*** Given records
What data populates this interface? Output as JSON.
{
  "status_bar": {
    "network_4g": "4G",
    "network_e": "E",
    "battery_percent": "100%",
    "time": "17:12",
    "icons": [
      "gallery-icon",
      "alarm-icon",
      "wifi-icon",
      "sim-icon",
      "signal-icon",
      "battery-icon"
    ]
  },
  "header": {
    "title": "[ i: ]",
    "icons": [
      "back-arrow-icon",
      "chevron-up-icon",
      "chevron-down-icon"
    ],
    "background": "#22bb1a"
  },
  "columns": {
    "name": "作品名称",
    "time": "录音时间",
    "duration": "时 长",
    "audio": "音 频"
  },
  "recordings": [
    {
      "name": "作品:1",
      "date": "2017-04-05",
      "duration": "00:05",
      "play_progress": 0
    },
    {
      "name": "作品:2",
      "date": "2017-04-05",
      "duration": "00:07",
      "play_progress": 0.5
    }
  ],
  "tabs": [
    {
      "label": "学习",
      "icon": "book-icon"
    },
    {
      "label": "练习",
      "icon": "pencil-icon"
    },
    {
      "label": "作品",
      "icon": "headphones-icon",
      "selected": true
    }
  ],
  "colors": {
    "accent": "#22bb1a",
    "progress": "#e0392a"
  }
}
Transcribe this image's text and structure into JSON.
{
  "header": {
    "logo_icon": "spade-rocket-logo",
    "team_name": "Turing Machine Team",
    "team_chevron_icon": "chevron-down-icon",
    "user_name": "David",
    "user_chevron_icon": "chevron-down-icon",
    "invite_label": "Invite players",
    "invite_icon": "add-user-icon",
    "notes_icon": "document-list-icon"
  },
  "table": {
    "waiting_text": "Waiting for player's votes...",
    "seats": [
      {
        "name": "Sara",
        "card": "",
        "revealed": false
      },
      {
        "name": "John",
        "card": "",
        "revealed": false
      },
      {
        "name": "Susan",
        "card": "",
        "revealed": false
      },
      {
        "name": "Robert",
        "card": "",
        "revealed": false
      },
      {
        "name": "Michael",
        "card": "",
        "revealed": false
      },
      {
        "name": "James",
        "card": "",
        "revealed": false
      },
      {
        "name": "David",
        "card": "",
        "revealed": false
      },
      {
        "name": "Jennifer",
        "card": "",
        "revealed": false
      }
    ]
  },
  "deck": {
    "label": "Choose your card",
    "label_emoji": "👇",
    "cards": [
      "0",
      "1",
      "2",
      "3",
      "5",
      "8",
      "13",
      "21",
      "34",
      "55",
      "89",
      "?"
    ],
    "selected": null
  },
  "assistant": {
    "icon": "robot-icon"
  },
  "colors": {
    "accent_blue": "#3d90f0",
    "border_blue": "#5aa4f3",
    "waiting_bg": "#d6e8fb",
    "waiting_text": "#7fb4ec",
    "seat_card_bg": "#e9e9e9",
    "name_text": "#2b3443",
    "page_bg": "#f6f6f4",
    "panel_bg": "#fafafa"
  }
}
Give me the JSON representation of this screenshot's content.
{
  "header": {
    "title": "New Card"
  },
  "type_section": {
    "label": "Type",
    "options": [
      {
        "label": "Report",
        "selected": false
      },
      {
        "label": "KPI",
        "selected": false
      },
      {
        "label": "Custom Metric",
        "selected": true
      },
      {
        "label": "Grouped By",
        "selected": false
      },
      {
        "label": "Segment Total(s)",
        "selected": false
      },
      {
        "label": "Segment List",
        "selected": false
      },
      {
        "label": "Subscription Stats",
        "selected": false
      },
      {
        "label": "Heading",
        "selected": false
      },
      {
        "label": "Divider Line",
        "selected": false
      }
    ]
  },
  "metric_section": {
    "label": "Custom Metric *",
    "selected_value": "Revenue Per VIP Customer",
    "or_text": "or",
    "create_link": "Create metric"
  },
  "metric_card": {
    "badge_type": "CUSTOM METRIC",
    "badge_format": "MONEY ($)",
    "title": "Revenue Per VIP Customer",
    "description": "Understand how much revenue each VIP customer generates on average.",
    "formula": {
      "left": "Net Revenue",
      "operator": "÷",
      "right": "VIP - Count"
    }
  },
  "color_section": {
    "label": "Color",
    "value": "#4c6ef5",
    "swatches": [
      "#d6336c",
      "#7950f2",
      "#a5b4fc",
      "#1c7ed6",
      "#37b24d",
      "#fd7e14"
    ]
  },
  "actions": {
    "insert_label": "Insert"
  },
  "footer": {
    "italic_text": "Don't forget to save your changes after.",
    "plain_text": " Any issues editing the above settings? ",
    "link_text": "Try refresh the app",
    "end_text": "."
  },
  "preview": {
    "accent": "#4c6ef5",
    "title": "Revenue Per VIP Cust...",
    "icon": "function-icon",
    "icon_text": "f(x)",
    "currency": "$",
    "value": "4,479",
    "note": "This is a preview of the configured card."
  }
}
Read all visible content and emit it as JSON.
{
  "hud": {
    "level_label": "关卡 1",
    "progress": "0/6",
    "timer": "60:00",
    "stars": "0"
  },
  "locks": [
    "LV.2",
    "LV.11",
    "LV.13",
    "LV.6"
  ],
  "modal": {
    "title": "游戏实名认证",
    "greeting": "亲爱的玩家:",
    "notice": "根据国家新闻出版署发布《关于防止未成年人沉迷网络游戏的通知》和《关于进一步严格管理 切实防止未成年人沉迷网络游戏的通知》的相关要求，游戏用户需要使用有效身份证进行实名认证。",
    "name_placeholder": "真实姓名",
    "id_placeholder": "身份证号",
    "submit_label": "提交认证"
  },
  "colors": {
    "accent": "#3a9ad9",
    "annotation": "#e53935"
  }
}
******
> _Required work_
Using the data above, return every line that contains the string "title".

> _Solution_
    "title": "[ i: ]",
    "title": "New Card"
    "title": "Revenue Per VIP Customer",
    "title": "Revenue Per VIP Cust...",
    "title": "游戏实名认证",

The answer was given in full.